“There was no democratic process in the way it was done – we feel very looked down on. The reason for this last protest is consequently more about Macron’s attitude, and his way of [ignoring] other suggestions, the unions and the people.
“The point of a representative democracy is to listen to other points of view existing in the country and compromise if possible. [Instead] article 49.3 was used.” Noemie le Carrer, 36, climate researcher, Brest
‘Pensions are quite generous in France’
“It is absolutely necessary, given life expectancy is growing longer and birthrates are going down. At the end if the day, someone would have to pay for the pensions that are quite generous in France. Had there been a conservative government in place, the new law would have been considerably tougher.
“[There are] huge heaps of rubbish piled up at the entrance of my flat, [because of the strikes] along all streets and on any open space available. No collection at all for more than two weeks.
“I am concerned that the government might recall the law, proving that the country cannot be reformed, and that the reputation of France overseas is declining.” Axel Werner, 74, semi-retired consulting engineer in Paris
‘It creates disparity between the generations’
“I was not able to attend Thursday’s protest because of work, but I saw protesters passing by the restaurant – it was crowded and there was violence: teargas, fires.
“They’re asking future generations to make all the effort. Older people are not impacted; it creates disparity between generations. My grandad has been retired since 58 on [a very generous] pension.
“Maybe the question should be asked about current pensions and redistribution. Obviously we don’t want old people to be poor, but those with very generous pensions could have it limited.” Arnaud Yzambart, 35, restaurant manager in Paris
‘We never have demonstrations here’
“We are a very rural area. We never have demonstrations here normally but in recent weeks hundreds of people have taken part in them. To my knowledge this is a first. It is completely widespread.
“Most of the news focuses on big cities and the violence that may occur but this does not reflect the nation. Here it was a happy event; there was no violence at all.
“Most of rural France either voted for New Popular Ecological and Social Union (Nupes) or the far right. There is very little support for Macron here.” Julie, 56, researcher in the Gard region
‘It’s about the system of governance’

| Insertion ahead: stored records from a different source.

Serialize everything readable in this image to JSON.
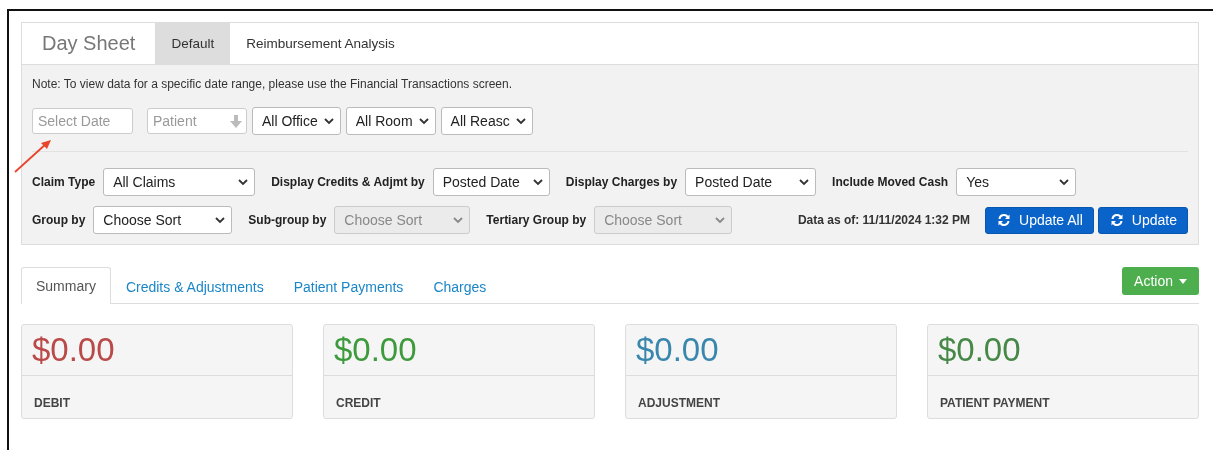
{
  "header": {
    "title": "Day Sheet",
    "tabs": [
      {
        "label": "Default",
        "selected": true
      },
      {
        "label": "Reimbursement Analysis",
        "selected": false
      }
    ]
  },
  "note": "Note: To view data for a specific date range, please use the Financial Transactions screen.",
  "quick_filters": [
    {
      "kind": "input",
      "placeholder": "Select Date"
    },
    {
      "kind": "search",
      "placeholder": "Patient"
    },
    {
      "kind": "select",
      "value": "All Office"
    },
    {
      "kind": "select",
      "value": "All Room"
    },
    {
      "kind": "select",
      "value": "All Reasc"
    }
  ],
  "filter_rows": [
    [
      {
        "label": "Claim Type",
        "value": "All Claims",
        "disabled": false
      },
      {
        "label": "Display Credits & Adjmt by",
        "value": "Posted Date",
        "disabled": false
      },
      {
        "label": "Display Charges by",
        "value": "Posted Date",
        "disabled": false
      },
      {
        "label": "Include Moved Cash",
        "value": "Yes",
        "disabled": false
      }
    ],
    [
      {
        "label": "Group by",
        "value": "Choose Sort",
        "disabled": false
      },
      {
        "label": "Sub-group by",
        "value": "Choose Sort",
        "disabled": true
      },
      {
        "label": "Tertiary Group by",
        "value": "Choose Sort",
        "disabled": true
      }
    ]
  ],
  "data_as_of": "Data as of: 11/11/2024 1:32 PM",
  "update_buttons": [
    "Update All",
    "Update"
  ],
  "result_tabs": [
    {
      "label": "Summary",
      "selected": true
    },
    {
      "label": "Credits & Adjustments",
      "selected": false
    },
    {
      "label": "Patient Payments",
      "selected": false
    },
    {
      "label": "Charges",
      "selected": false
    }
  ],
  "action_button": "Action",
  "cards": [
    {
      "amount": "$0.00",
      "label": "DEBIT",
      "color": "#b94a48"
    },
    {
      "amount": "$0.00",
      "label": "CREDIT",
      "color": "#3d9a3d"
    },
    {
      "amount": "$0.00",
      "label": "ADJUSTMENT",
      "color": "#3a87ad"
    },
    {
      "amount": "$0.00",
      "label": "PATIENT PAYMENT",
      "color": "#468847"
    }
  ]
}
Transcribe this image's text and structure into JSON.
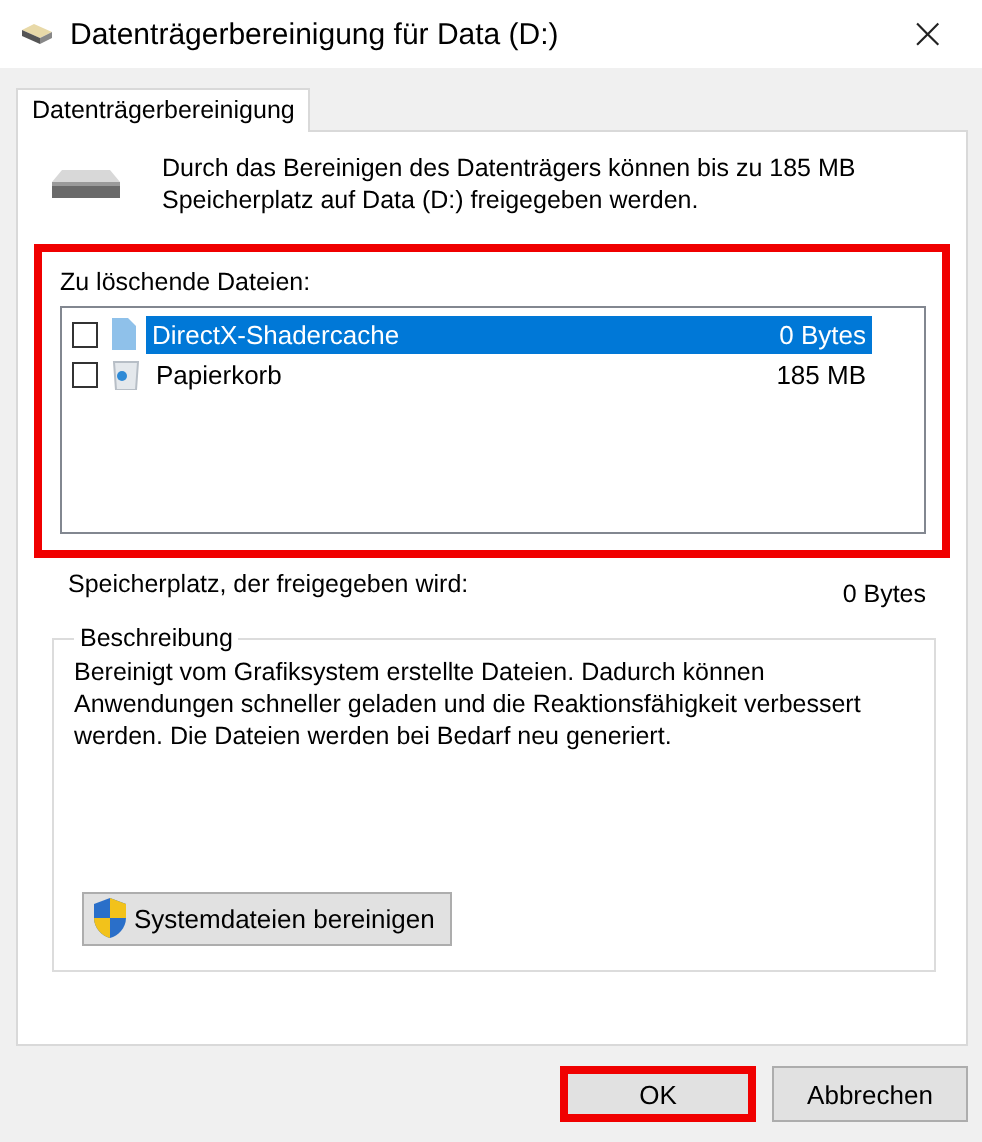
{
  "window": {
    "title": "Datenträgerbereinigung für Data (D:)",
    "close": "×"
  },
  "tabs": [
    {
      "label": "Datenträgerbereinigung",
      "selected": true
    }
  ],
  "summary": "Durch das Bereinigen des Datenträgers können bis zu 185 MB Speicherplatz auf Data (D:) freigegeben werden.",
  "files": {
    "label": "Zu löschende Dateien:",
    "highlighted": true,
    "items": [
      {
        "kind": "file",
        "name": "DirectX-Shadercache",
        "size": "0 Bytes",
        "checked": false,
        "selected": true
      },
      {
        "kind": "recycle",
        "name": "Papierkorb",
        "size": "185 MB",
        "checked": false,
        "selected": false
      }
    ]
  },
  "space": {
    "label": "Speicherplatz, der freigegeben wird:",
    "value": "0 Bytes"
  },
  "description": {
    "title": "Beschreibung",
    "text": "Bereinigt vom Grafiksystem erstellte Dateien. Dadurch können Anwendungen schneller geladen und die Reaktionsfähigkeit verbessert werden. Die Dateien werden bei Bedarf neu generiert.",
    "button": "Systemdateien bereinigen"
  },
  "buttons": [
    {
      "label": "OK",
      "highlighted": true
    },
    {
      "label": "Abbrechen",
      "highlighted": false
    }
  ]
}
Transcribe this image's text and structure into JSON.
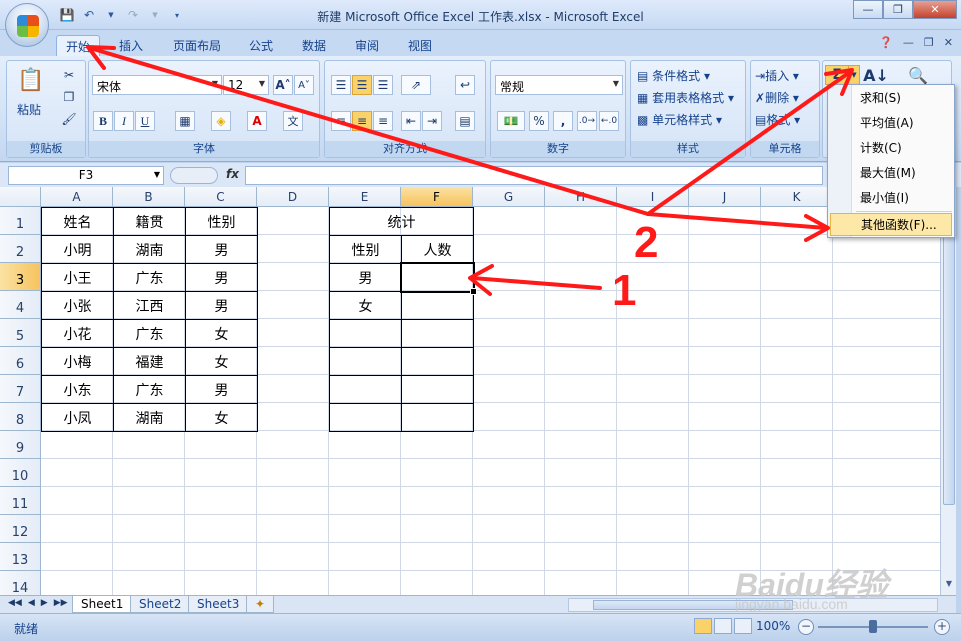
{
  "window": {
    "title": "新建 Microsoft Office Excel 工作表.xlsx - Microsoft Excel"
  },
  "tabs": [
    "开始",
    "插入",
    "页面布局",
    "公式",
    "数据",
    "审阅",
    "视图"
  ],
  "ribbon": {
    "clipboard": {
      "paste": "粘贴",
      "label": "剪贴板"
    },
    "font": {
      "name": "宋体",
      "size": "12",
      "label": "字体",
      "bold": "B",
      "italic": "I",
      "underline": "U",
      "wen": "文"
    },
    "alignment": {
      "label": "对齐方式"
    },
    "number": {
      "format": "常规",
      "label": "数字",
      "percent": "%",
      "comma": ","
    },
    "styles": {
      "conditional": "条件格式",
      "table": "套用表格格式",
      "cell": "单元格样式",
      "label": "样式"
    },
    "cells": {
      "insert": "插入",
      "delete": "删除",
      "format": "格式",
      "label": "单元格"
    },
    "editing": {
      "sigma": "Σ"
    }
  },
  "formula_bar": {
    "name_box": "F3",
    "fx": "fx",
    "content": ""
  },
  "columns": [
    "A",
    "B",
    "C",
    "D",
    "E",
    "F",
    "G",
    "H",
    "I",
    "J",
    "K"
  ],
  "active_cell": {
    "col": "F",
    "row": "3"
  },
  "rows": [
    "1",
    "2",
    "3",
    "4",
    "5",
    "6",
    "7",
    "8",
    "9",
    "10",
    "11",
    "12",
    "13",
    "14"
  ],
  "table_main": {
    "headers": [
      "姓名",
      "籍贯",
      "性别"
    ],
    "rows": [
      [
        "小明",
        "湖南",
        "男"
      ],
      [
        "小王",
        "广东",
        "男"
      ],
      [
        "小张",
        "江西",
        "男"
      ],
      [
        "小花",
        "广东",
        "女"
      ],
      [
        "小梅",
        "福建",
        "女"
      ],
      [
        "小东",
        "广东",
        "男"
      ],
      [
        "小凤",
        "湖南",
        "女"
      ]
    ]
  },
  "table_stats": {
    "title": "统计",
    "headers": [
      "性别",
      "人数"
    ],
    "rows": [
      [
        "男",
        ""
      ],
      [
        "女",
        ""
      ],
      [
        "",
        ""
      ],
      [
        "",
        ""
      ],
      [
        "",
        ""
      ],
      [
        "",
        ""
      ]
    ]
  },
  "autosum_menu": {
    "items": [
      "求和(S)",
      "平均值(A)",
      "计数(C)",
      "最大值(M)",
      "最小值(I)"
    ],
    "more": "其他函数(F)..."
  },
  "sheets": [
    "Sheet1",
    "Sheet2",
    "Sheet3"
  ],
  "status": {
    "ready": "就绪",
    "zoom": "100%",
    "minus": "−",
    "plus": "+"
  },
  "annotations": {
    "one": "1",
    "two": "2"
  },
  "watermark": {
    "brand": "Baidu经验",
    "url": "jingyan.baidu.com"
  },
  "colors": {
    "arrow": "#ff1a1a",
    "highlight": "#fbd26a",
    "ribbon": "#dbe7f6"
  }
}
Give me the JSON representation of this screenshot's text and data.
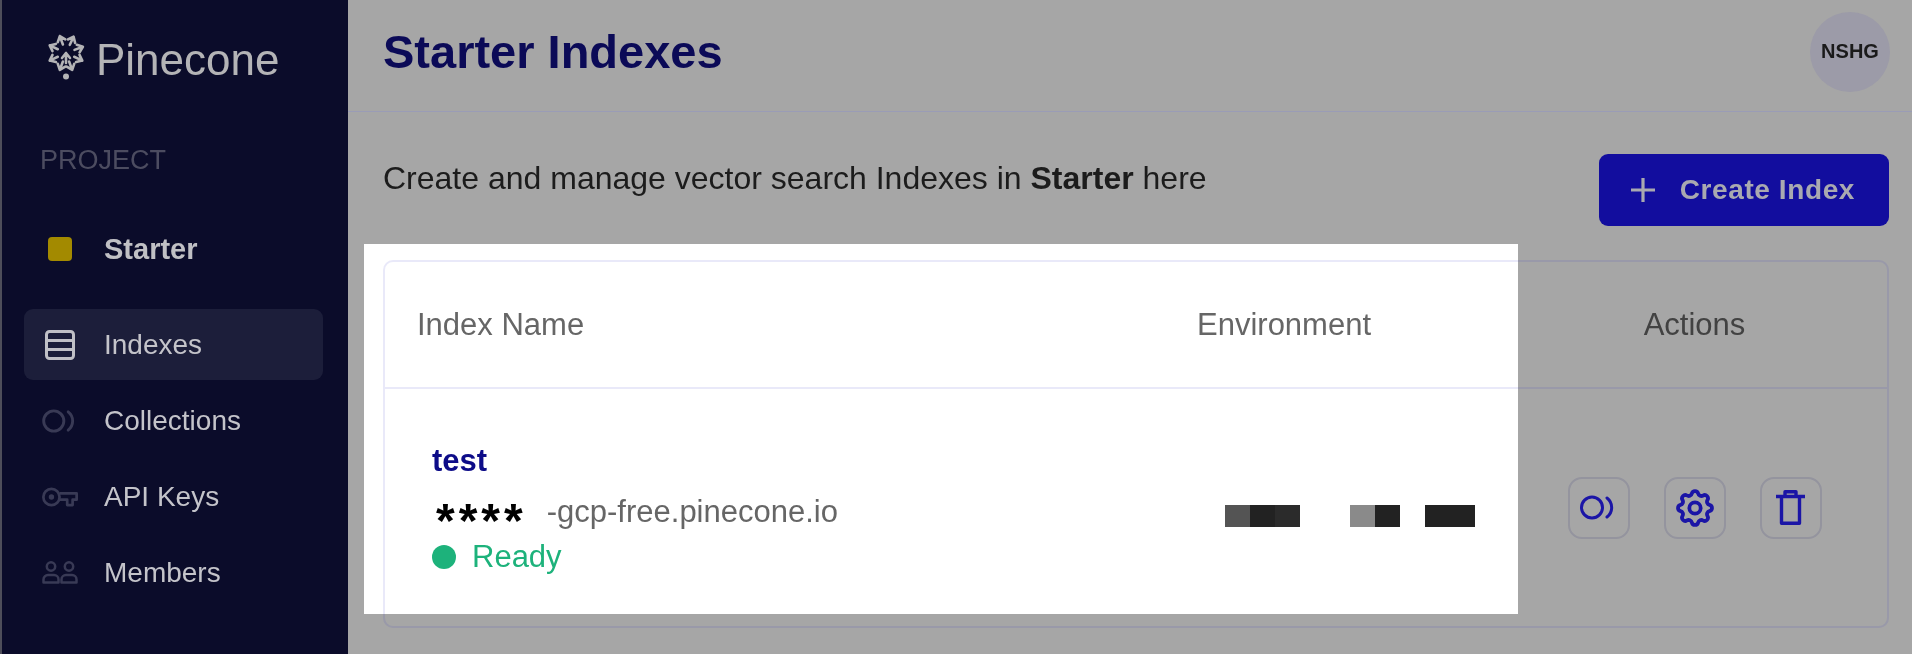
{
  "sidebar": {
    "logo": "Pinecone",
    "section_label": "PROJECT",
    "project": "Starter",
    "items": [
      {
        "label": "Indexes",
        "selected": true
      },
      {
        "label": "Collections",
        "selected": false
      },
      {
        "label": "API Keys",
        "selected": false
      },
      {
        "label": "Members",
        "selected": false
      }
    ]
  },
  "header": {
    "title": "Starter Indexes",
    "avatar": "NSHG"
  },
  "intro": {
    "text": "Create and manage vector search Indexes in **Starter** here",
    "button": "Create Index"
  },
  "table": {
    "columns": [
      {
        "label": "Index Name",
        "highlighted": true
      },
      {
        "label": "Environment",
        "highlighted": true
      },
      {
        "label": "Actions",
        "highlighted": false
      }
    ],
    "rows": [
      {
        "name": "test",
        "host_mask": "****",
        "host": "-gcp-free.pinecone.io",
        "status": {
          "label": "Ready",
          "color": "#1db27b"
        }
      }
    ]
  }
}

“For me it’s not about the pension reform any more. It’s about the system of governance. Macron’s use of article 49.3 for the 11th time in his reign to bypass parliament feels like we are in a monarchy.
“I was at the protest in Avignon [on Thursday] morning and it was peaceful. There were slogans like Macron resign, others about retirement age, and others about article 49.3. People are really fed up.
“We want more autonomy for the regions, more decisions at the local level and more referendums. The concentration of power in Paris must end. [Many] people feel democracy is very broken – that’s why there was low turnout at the last election.
“The anger is not going to go away. It’s gone [beyond the pension issue]. 49.3 was the cherry on the cake – people feel powerless, like they’re voting for nothing.” Jean-Baptiste Yasak, 35, unemployed, Avignon
‘It seems inevitable’
“It seems inevitable – we have one of the lowest retirement ages in Europe. The population is getting older and there are fewer people to finance the system. It needs to change somewhere – no one is particularly happy with it, but that’s life.
“I haven’t attended the protests; they are increasingly ill-spirited. I can see smoke from the protests from my balcony. Some colleagues are scared to go to work. My sister got caught in the protest yesterday – there were some casseurs, people going around to cause mayhem. It was quite frightening.
“But for me the issue is the 49.3. It’s problematic that more things are being pushed through.
“I am increasingly worried Marine Le Pen will be elected next time because of Macron’s failure to unite France as he set out to do. Every year [the far right] gets a bit more ammunition against mainstream politics.” Anna, 31, course administrator near Bordeaux